It used to be that media hounds like me looked forward to Time Magazine’s annual “Man of the Year” award. Since 1927, Popes and Presidents, Judges and Generations, have made it to the top of Time’s list.
Politically correct Time has fallen into disrepute and disrepair. Bono? Bill Gates? Take my subscription. Please. When will the nonsense end?
Don’t get me wrong. Anyone who donates $20-billion or $30-billion to charitable works has a soft spot, a need for tax breaks, or more money than God.
I’d like to think that those in Time Magazine’s “Persons of the Year” for 2005 have more of the former, as I’m sure a couple of them have more of the latter.
Time’s Persons of the Year are rock star Bono, Bill Gates, and his wife Melinda Gates. We’re just a few years into the new century, and Time Magazine has gone fully politically correct.
Since 1927, Time has bestowed notoriety, if not honor, on the single person who’s made the greatest impact in the news each year.
The list is peppered with famous names. Charles Lindberg in 1927 (the first). Mohandas K. Gandhi in 1930. Adolf Hitler in 1938, and Joseph Stalin in both 1939 and 1942.
Obviously, the award is not for the humanitarian of the year. Harry Truman received the award in 1945 and again in 1948. Nikita Kruschev in 1957. See? Can you guess how old I am?
The first non-person came to the list in 1960 as “US Scientists” took the top spot. In 1966 it was the generation “Twenty Five and Under”. I made it!!
That break from tradition (“Man” of the Year) continued as “The Middle Americans” came in 1969, “American Women” in 1975. In 1990, it was the “Two George Bushes” (not father and son, but George H. W. Bush’s multiple personality disorder).
As expected, Bill Clinton was “Man of the Year” in 1990 and he made it to the top again eight years later in 1998—though he shared the honor with special prosecutor Kenneth Starr.
Following the terrorist events of September, 2001, New York Mayor Rudolph Giuliani was Time’s Man of the Year.
2005 was a catastrophic year for natural disasters; earthquakes, tsunami, world hunger, hurricanes. I almost expected “weather” to be named Man of the Year.
The only computer guru to hit the Time list was Intel co-founder and then head, Andrew Grove in 1997. Astronauts have made the list. So have generals. And Ted Turner, founder of CNN.
But this year it’s Bill Gates and his wife, and Bono. Why? “For being shrewd about doing good, for rewiring politics and re-engineering justice, for making mercy smarter and hope strategic and then daring the rest of us to follow, Bill and Melinda Gates and Bono are TIME’s Persons of the Year.”
Former US President Jimmy Carter builds houses for the needy. Bill Gates built a fortune or two or three the old fashioned way. He didn’t earn it. His criminal company earned it by engaging in illegal business actions and activities for a few decades.
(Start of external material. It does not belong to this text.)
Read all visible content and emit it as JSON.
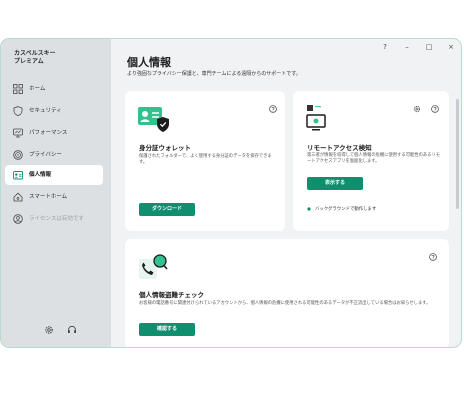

While Gates’ money is of benefit to the needy, and there’s no shortage of them in the world these days, his monetary gifts should not garner such respect when the product which accounted for that fortune is reviled by so many millions of people throughout the earth.
Bono? An aging rock star who gets along great with Gates (who’s always wanted to be as cool as a Mac or Steve Jobs or both). Bill Gates should be TIME’s “Man of the Year” for the same reason other bad guys in the past received the honor. He’s caused so much grief to so many.
Don’t mince your words, Tera. Tell us what you really think of TIME’s choice.
Jack D. Miller
Actually, that brings up a good point. Why didn’t Gates win just for being Gates and head of a company whose product is hated by so many, needed by so many?
Carol Mary Miller
I think it sends the wrong message. Money buys notoriety and fame. Hmmm. Never mind.